The World Cup Came Alive On Sunday
Some Cricket matches are only fantasy come alive—thousands of spectators in Chinnaswamy Stadium, Bangalore, experienced fairy tale emotional roller-coaster ride on Sunday night, when England tied cup favorite India at 339, on the very last ball of the match, giving them their money’s worth and much more.
The Sunday afternoon was so casual, there was no hint of what was to follow as the little master Tendulkar was setting up India for a massive total of 300 plus.
When he departed scoring his fifth world cup century, the first batsman to do so, India had already scored 236 for the loss of 3. Where Tendulkar left, Dhoni began, and at the last ball of the 46th over of the Indian Innings, the score was poised at 305, still for the loss of 3, and a total of 350 seemed just a regulation score—then, the drama began. Two wickets fell at that same score, and in the 48th over T Bresan produced the magic that saw India reduced to 328 for 8. India was all out for 339.

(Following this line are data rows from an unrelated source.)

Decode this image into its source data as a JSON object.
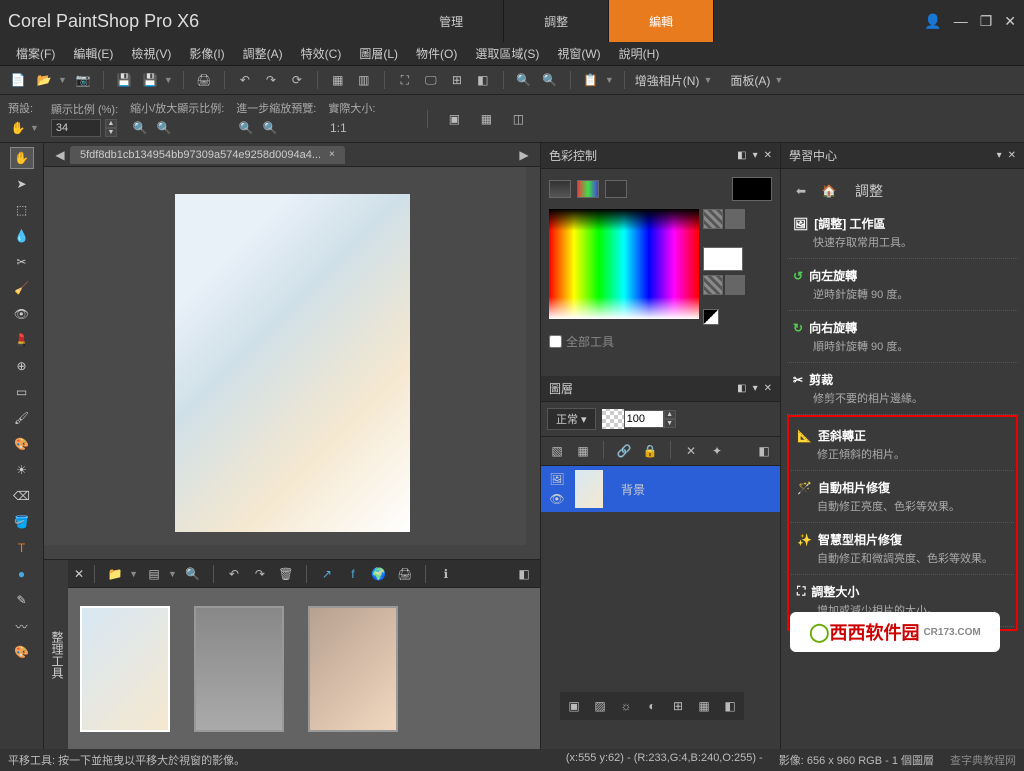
{
  "app_title": "Corel PaintShop Pro X6",
  "main_tabs": [
    "管理",
    "調整",
    "編輯"
  ],
  "main_tab_active": 2,
  "menu": [
    {
      "label": "檔案(F)"
    },
    {
      "label": "編輯(E)"
    },
    {
      "label": "檢視(V)"
    },
    {
      "label": "影像(I)"
    },
    {
      "label": "調整(A)"
    },
    {
      "label": "特效(C)"
    },
    {
      "label": "圖層(L)"
    },
    {
      "label": "物件(O)"
    },
    {
      "label": "選取區域(S)"
    },
    {
      "label": "視窗(W)"
    },
    {
      "label": "說明(H)"
    }
  ],
  "toolbar_labels": {
    "enhance": "增強相片(N)",
    "panel": "面板(A)"
  },
  "options": {
    "presets": "預設:",
    "zoom_pct": "顯示比例 (%):",
    "zoom_val": "34",
    "zoom_ratio": "縮小/放大顯示比例:",
    "step": "進一步縮放預覽:",
    "actual": "實際大小:",
    "actual_val": "1:1"
  },
  "file_tab": "5fdf8db1cb134954bb97309a574e9258d0094a4...",
  "file_close": "×",
  "organizer_label": "整理工具",
  "panels": {
    "color": {
      "title": "色彩控制",
      "all_tools": "全部工具"
    },
    "layers": {
      "title": "圖層",
      "blend": "正常",
      "opacity": "100",
      "layer_name": "背景"
    },
    "learning": {
      "title": "學習中心",
      "nav_title": "調整"
    }
  },
  "learning_items": [
    {
      "title": "[調整] 工作區",
      "desc": "快速存取常用工具。"
    },
    {
      "title": "向左旋轉",
      "desc": "逆時針旋轉 90 度。"
    },
    {
      "title": "向右旋轉",
      "desc": "順時針旋轉 90 度。"
    },
    {
      "title": "剪裁",
      "desc": "修剪不要的相片邊緣。"
    },
    {
      "title": "歪斜轉正",
      "desc": "修正傾斜的相片。"
    },
    {
      "title": "自動相片修復",
      "desc": "自動修正亮度、色彩等效果。"
    },
    {
      "title": "智慧型相片修復",
      "desc": "自動修正和微調亮度、色彩等效果。"
    },
    {
      "title": "調整大小",
      "desc": "增加或減少相片的大小。"
    }
  ],
  "status": {
    "hint": "平移工具: 按一下並拖曳以平移大於視窗的影像。",
    "coords": "(x:555 y:62) - (R:233,G:4,B:240,O:255) -",
    "img_info": "影像:  656 x 960 RGB - 1 個圖層",
    "brand": "查字典教程网"
  },
  "watermark": {
    "text": "西西软件园",
    "domain": "CR173.COM"
  }
}
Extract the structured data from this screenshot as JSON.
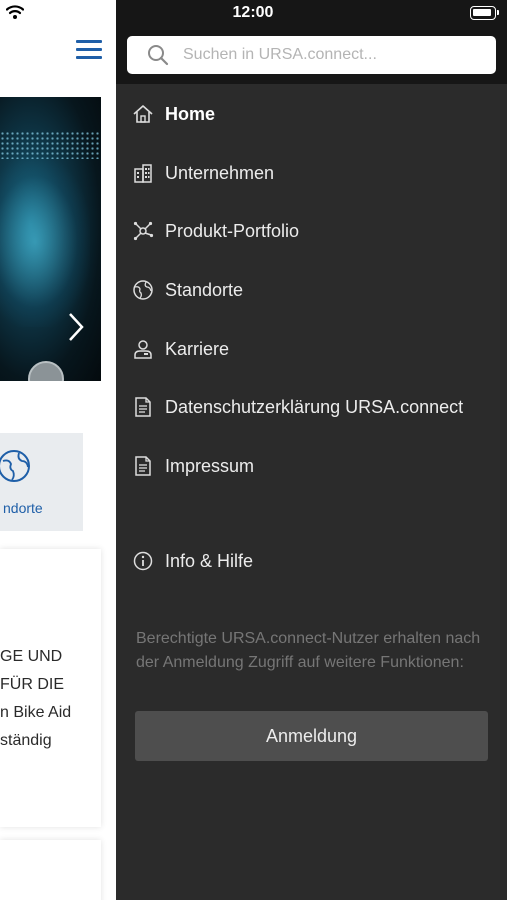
{
  "status_bar": {
    "time": "12:00"
  },
  "search": {
    "placeholder": "Suchen in URSA.connect..."
  },
  "menu": {
    "items": [
      {
        "label": "Home",
        "icon": "home-icon"
      },
      {
        "label": "Unternehmen",
        "icon": "building-icon"
      },
      {
        "label": "Produkt-Portfolio",
        "icon": "network-icon"
      },
      {
        "label": "Standorte",
        "icon": "globe-icon"
      },
      {
        "label": "Karriere",
        "icon": "person-icon"
      },
      {
        "label": "Datenschutzerklärung URSA.connect",
        "icon": "document-icon"
      },
      {
        "label": "Impressum",
        "icon": "document-icon"
      }
    ],
    "info": {
      "label": "Info & Hilfe",
      "icon": "info-icon"
    }
  },
  "login": {
    "text": "Berechtigte URSA.connect-Nutzer erhalten nach der Anmeldung Zugriff auf weitere Funktionen:",
    "button_label": "Anmeldung"
  },
  "background": {
    "tile_label": "ndorte",
    "card_lines": [
      "GE UND",
      " FÜR DIE",
      "n Bike Aid",
      "ständig"
    ]
  },
  "colors": {
    "drawer_bg": "#2b2b2b",
    "drawer_header_bg": "#161616",
    "accent_blue": "#1f5fa8",
    "button_bg": "#4e4e4e"
  }
}
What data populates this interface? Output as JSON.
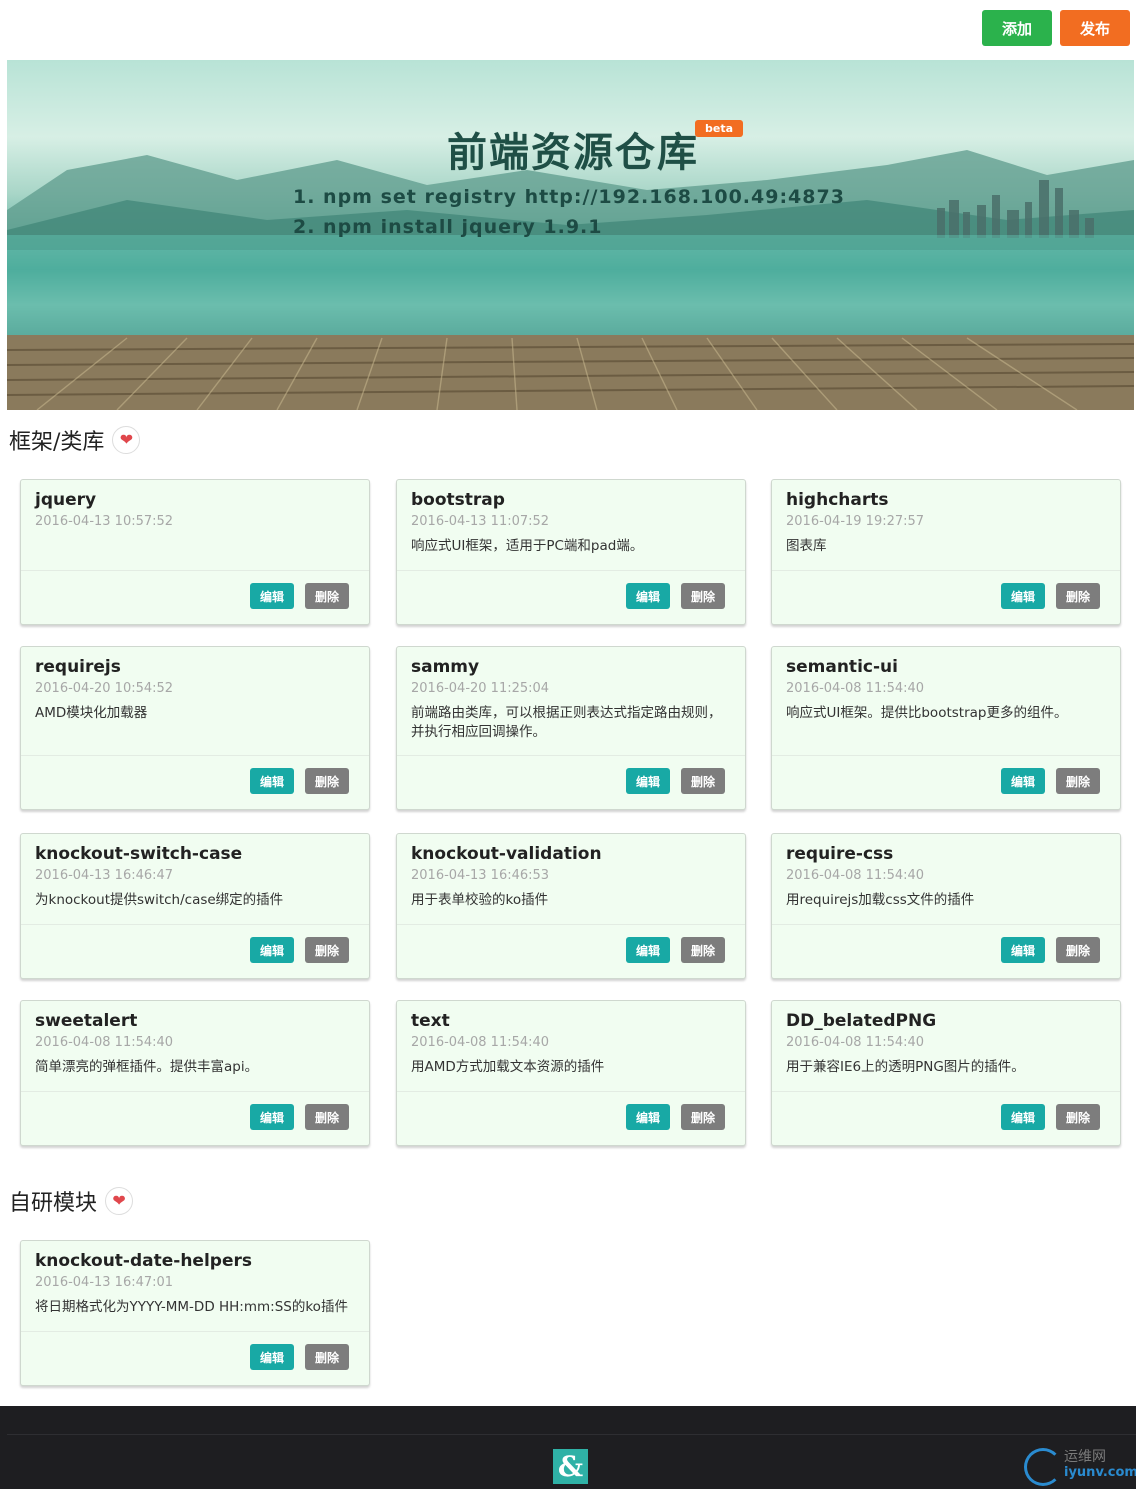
{
  "toolbar": {
    "add_label": "添加",
    "publish_label": "发布"
  },
  "colors": {
    "add": "#2bb24c",
    "publish": "#f26d21",
    "edit": "#18a9a5",
    "delete": "#7d7d7d",
    "card_bg": "#f1fdf1",
    "footer": "#1e1e21"
  },
  "banner": {
    "title": "前端资源仓库",
    "badge": "beta",
    "step1": "1.  npm  set  registry  http://192.168.100.49:4873",
    "step2": "2.  npm  install  jquery  1.9.1"
  },
  "section1": {
    "title": "框架/类库",
    "icon": "heart-icon"
  },
  "section2": {
    "title": "自研模块",
    "icon": "heart-icon"
  },
  "card_buttons": {
    "edit": "编辑",
    "delete": "删除"
  },
  "cards": [
    {
      "name": "jquery",
      "date": "2016-04-13 10:57:52",
      "desc": ""
    },
    {
      "name": "bootstrap",
      "date": "2016-04-13 11:07:52",
      "desc": "响应式UI框架，适用于PC端和pad端。"
    },
    {
      "name": "highcharts",
      "date": "2016-04-19 19:27:57",
      "desc": "图表库"
    },
    {
      "name": "requirejs",
      "date": "2016-04-20 10:54:52",
      "desc": "AMD模块化加载器"
    },
    {
      "name": "sammy",
      "date": "2016-04-20 11:25:04",
      "desc": "前端路由类库，可以根据正则表达式指定路由规则，并执行相应回调操作。"
    },
    {
      "name": "semantic-ui",
      "date": "2016-04-08 11:54:40",
      "desc": "响应式UI框架。提供比bootstrap更多的组件。"
    },
    {
      "name": "knockout-switch-case",
      "date": "2016-04-13 16:46:47",
      "desc": "为knockout提供switch/case绑定的插件"
    },
    {
      "name": "knockout-validation",
      "date": "2016-04-13 16:46:53",
      "desc": "用于表单校验的ko插件"
    },
    {
      "name": "require-css",
      "date": "2016-04-08 11:54:40",
      "desc": "用requirejs加载css文件的插件"
    },
    {
      "name": "sweetalert",
      "date": "2016-04-08 11:54:40",
      "desc": "简单漂亮的弹框插件。提供丰富api。"
    },
    {
      "name": "text",
      "date": "2016-04-08 11:54:40",
      "desc": "用AMD方式加载文本资源的插件"
    },
    {
      "name": "DD_belatedPNG",
      "date": "2016-04-08 11:54:40",
      "desc": "用于兼容IE6上的透明PNG图片的插件。"
    }
  ],
  "modules": [
    {
      "name": "knockout-date-helpers",
      "date": "2016-04-13 16:47:01",
      "desc": "将日期格式化为YYYY-MM-DD HH:mm:SS的ko插件"
    }
  ],
  "footer": {
    "logo": "&",
    "watermark_cn": "运维网",
    "watermark_en": "iyunv.com"
  }
}
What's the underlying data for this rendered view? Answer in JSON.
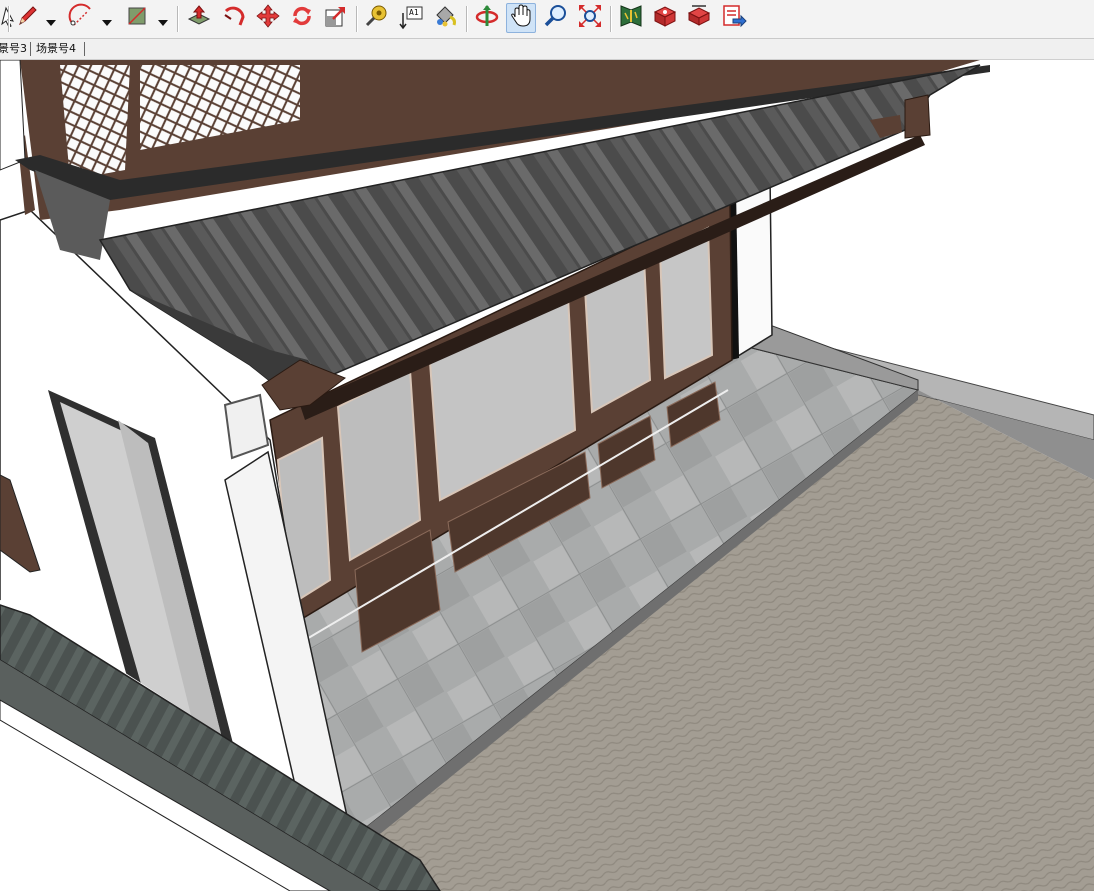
{
  "toolbar": {
    "tools": [
      {
        "name": "select-tool",
        "icon": "select-arrow-icon"
      },
      {
        "name": "pencil-tool",
        "icon": "pencil-icon"
      },
      {
        "name": "arc-tool",
        "icon": "arc-icon"
      },
      {
        "name": "shape-tool",
        "icon": "rectangle-icon"
      },
      {
        "name": "push-pull-tool",
        "icon": "push-pull-icon"
      },
      {
        "name": "follow-me-tool",
        "icon": "follow-me-icon"
      },
      {
        "name": "move-tool",
        "icon": "move-icon"
      },
      {
        "name": "rotate-tool",
        "icon": "rotate-icon"
      },
      {
        "name": "scale-tool",
        "icon": "scale-icon"
      },
      {
        "name": "tape-measure-tool",
        "icon": "tape-measure-icon"
      },
      {
        "name": "text-tool",
        "icon": "text-icon"
      },
      {
        "name": "paint-bucket-tool",
        "icon": "paint-bucket-icon"
      },
      {
        "name": "orbit-tool",
        "icon": "orbit-icon"
      },
      {
        "name": "pan-tool",
        "icon": "pan-hand-icon",
        "active": true
      },
      {
        "name": "zoom-tool",
        "icon": "zoom-icon"
      },
      {
        "name": "zoom-extents-tool",
        "icon": "zoom-extents-icon"
      },
      {
        "name": "warehouse-tool",
        "icon": "warehouse-icon"
      },
      {
        "name": "extension-tool",
        "icon": "extension-icon"
      },
      {
        "name": "share-model-tool",
        "icon": "share-model-icon"
      },
      {
        "name": "send-to-layout-tool",
        "icon": "send-to-layout-icon"
      }
    ],
    "text_tool_glyph": "A1"
  },
  "scene_tabs": [
    {
      "label": "景号3"
    },
    {
      "label": "场景号4"
    }
  ],
  "colors": {
    "toolbar_bg": "#f3f3f3",
    "roof_tile": "#4a4a4a",
    "wood": "#5a4034",
    "glass": "#bdbdbd",
    "stone_floor": "#a7a9a9",
    "courtyard": "#a09a90",
    "wall": "#ffffff",
    "active_tool": "#cfe3f7",
    "accent_red": "#d42b2b"
  }
}
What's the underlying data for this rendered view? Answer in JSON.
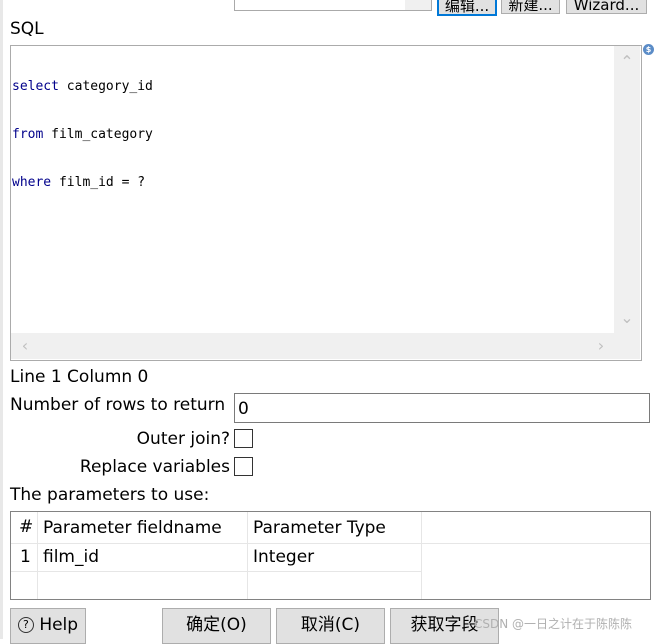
{
  "top": {
    "buttons": [
      "编辑...",
      "新建...",
      "Wizard..."
    ]
  },
  "sql": {
    "label": "SQL",
    "lines": [
      {
        "kw": "select",
        "rest": " category_id"
      },
      {
        "kw": "from",
        "rest": " film_category"
      },
      {
        "kw": "where",
        "rest": " film_id = ?"
      }
    ],
    "icon": "dollar-icon"
  },
  "status": {
    "position": "Line 1 Column 0"
  },
  "form": {
    "rows_label": "Number of rows to return",
    "rows_value": "0",
    "outer_join_label": "Outer join?",
    "replace_vars_label": "Replace variables"
  },
  "params": {
    "label": "The parameters to use:",
    "columns": [
      "#",
      "Parameter fieldname",
      "Parameter Type"
    ],
    "rows": [
      {
        "num": "1",
        "fieldname": "film_id",
        "type": "Integer"
      }
    ]
  },
  "buttons": {
    "help": "Help",
    "ok": "确定(O)",
    "cancel": "取消(C)",
    "get_fields": "获取字段"
  },
  "watermark": "CSDN @一日之计在于陈陈陈"
}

During the innings break, the question was not which team was going to win, but how big the margin of Indian victory was going to be, for seldom any team had lost a match after putting up that kind of total on the scoreboard. Nonetheless, when England began, their openers meant business from the very first over. English skipper Strauss had saved his best world cup performance for this day, and he did whatever Tendulkar had done for India, and more. He was belting all Indian bowlers in a demonstration of how to play against massive totals, and he managed an incredible 7 runs per over with good support from Bell; Dhoni had no idea how to contain them. Then in the 20th over, Yuvraj had struck Bell, LBW, that even the Hawk eye confirmed, yet, the umpire over-ruled it, not out, citing a ‘2.5 meter uncertainty clause.’
India seemed never to recover from that heartbreak, and even when Bell finally fell to Khan in the 43rd over with the score of 281, the match was completely in favor of England. Regardless, it was time for magic from Khan. The very next ball the battle-hardened Khan bowled was just unplayable, even for a man whose bat was looking like couple of feet wide at the moment. It wrapped man of the match Strauss on the pad. The umpire had no hesitation giving him LBW. Two more quick wickets, and England was reduced to 307 for 7, in the 48th ever. The English camp looked dejected; a match that was theirs had solidly shifted to India by then, run rate was creeping over double digits.Continued on the next page